TASK TO CARRY OUT - Pull every line containing "source" from the listing below.

[DATA]

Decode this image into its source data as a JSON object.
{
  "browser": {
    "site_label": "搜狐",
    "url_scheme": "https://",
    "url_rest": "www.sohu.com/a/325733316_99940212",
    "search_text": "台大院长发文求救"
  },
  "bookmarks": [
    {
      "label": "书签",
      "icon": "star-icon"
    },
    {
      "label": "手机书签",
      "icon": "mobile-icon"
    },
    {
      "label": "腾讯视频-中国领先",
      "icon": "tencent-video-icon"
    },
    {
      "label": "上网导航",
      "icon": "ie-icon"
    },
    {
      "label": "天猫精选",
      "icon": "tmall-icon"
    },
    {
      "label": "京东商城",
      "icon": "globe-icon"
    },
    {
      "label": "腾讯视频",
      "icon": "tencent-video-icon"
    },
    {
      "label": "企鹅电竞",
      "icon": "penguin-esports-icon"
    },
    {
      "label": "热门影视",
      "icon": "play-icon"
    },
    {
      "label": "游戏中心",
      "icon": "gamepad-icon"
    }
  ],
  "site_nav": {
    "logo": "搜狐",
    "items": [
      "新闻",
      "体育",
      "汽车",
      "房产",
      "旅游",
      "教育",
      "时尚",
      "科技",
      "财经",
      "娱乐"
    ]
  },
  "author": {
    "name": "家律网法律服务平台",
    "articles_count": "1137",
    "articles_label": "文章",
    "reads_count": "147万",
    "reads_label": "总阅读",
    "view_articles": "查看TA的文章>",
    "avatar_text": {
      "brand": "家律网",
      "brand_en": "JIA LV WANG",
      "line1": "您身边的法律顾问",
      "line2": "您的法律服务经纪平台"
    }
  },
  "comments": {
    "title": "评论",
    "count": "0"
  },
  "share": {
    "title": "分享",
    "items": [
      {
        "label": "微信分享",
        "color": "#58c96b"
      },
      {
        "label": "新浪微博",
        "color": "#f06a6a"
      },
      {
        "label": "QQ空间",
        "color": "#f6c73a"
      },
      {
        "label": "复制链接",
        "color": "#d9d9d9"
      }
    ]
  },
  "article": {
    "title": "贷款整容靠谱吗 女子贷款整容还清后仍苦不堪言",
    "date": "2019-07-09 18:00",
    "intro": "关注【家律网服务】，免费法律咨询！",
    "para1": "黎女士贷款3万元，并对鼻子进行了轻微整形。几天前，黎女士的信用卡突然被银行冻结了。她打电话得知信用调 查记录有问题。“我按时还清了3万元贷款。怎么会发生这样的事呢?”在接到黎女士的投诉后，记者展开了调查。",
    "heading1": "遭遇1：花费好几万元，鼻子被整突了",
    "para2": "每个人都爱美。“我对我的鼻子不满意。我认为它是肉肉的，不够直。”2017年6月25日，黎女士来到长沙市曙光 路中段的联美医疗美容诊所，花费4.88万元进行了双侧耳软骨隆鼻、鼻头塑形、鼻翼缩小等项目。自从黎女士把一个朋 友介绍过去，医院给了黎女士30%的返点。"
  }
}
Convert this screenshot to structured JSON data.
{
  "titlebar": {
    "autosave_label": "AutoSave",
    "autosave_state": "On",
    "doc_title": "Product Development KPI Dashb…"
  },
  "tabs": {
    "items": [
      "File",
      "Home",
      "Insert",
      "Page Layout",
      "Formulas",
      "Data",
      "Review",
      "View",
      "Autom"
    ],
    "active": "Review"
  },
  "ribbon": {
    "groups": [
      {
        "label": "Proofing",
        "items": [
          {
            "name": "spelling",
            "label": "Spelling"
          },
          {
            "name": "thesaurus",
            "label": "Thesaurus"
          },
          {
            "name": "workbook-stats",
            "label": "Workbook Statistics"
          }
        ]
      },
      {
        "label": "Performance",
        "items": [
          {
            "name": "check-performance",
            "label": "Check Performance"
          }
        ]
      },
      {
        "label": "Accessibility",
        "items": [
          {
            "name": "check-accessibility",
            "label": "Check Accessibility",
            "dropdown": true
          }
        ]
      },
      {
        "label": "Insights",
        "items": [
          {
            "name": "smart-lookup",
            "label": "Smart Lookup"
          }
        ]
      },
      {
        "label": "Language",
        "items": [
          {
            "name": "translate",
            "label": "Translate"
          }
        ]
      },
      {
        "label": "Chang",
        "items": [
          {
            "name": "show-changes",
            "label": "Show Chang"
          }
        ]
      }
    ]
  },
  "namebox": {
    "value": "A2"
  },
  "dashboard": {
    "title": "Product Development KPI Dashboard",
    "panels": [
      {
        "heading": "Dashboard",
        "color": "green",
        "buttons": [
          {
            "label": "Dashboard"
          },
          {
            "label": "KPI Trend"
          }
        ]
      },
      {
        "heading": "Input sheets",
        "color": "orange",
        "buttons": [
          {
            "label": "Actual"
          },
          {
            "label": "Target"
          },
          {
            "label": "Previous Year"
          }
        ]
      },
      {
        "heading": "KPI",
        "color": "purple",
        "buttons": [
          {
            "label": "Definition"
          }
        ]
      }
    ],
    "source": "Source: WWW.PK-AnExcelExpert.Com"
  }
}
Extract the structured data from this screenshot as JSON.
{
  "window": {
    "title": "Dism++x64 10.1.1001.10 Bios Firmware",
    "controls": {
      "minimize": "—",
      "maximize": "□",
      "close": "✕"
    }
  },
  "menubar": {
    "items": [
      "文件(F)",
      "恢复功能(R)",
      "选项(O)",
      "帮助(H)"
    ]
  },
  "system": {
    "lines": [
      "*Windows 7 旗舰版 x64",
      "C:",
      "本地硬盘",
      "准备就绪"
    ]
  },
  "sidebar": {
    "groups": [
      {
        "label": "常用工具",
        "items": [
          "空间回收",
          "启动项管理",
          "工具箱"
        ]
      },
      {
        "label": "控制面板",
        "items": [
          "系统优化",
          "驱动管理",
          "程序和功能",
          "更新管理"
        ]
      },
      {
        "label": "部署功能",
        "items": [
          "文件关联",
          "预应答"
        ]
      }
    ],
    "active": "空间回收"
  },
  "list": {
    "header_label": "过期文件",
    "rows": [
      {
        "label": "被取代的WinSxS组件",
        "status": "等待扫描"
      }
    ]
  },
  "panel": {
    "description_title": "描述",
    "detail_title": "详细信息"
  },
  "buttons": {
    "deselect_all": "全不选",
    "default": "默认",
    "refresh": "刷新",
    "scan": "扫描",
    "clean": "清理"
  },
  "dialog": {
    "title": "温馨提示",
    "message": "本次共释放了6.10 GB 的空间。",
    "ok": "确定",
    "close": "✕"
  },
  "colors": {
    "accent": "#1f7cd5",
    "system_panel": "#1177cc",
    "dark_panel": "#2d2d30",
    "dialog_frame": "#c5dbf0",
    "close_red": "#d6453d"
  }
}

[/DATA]

OUTPUT OF THE EXERCISE -
Decode this image into its source data as a JSON object.
    "source": "Source: WWW.PK-AnExcelExpert.Com"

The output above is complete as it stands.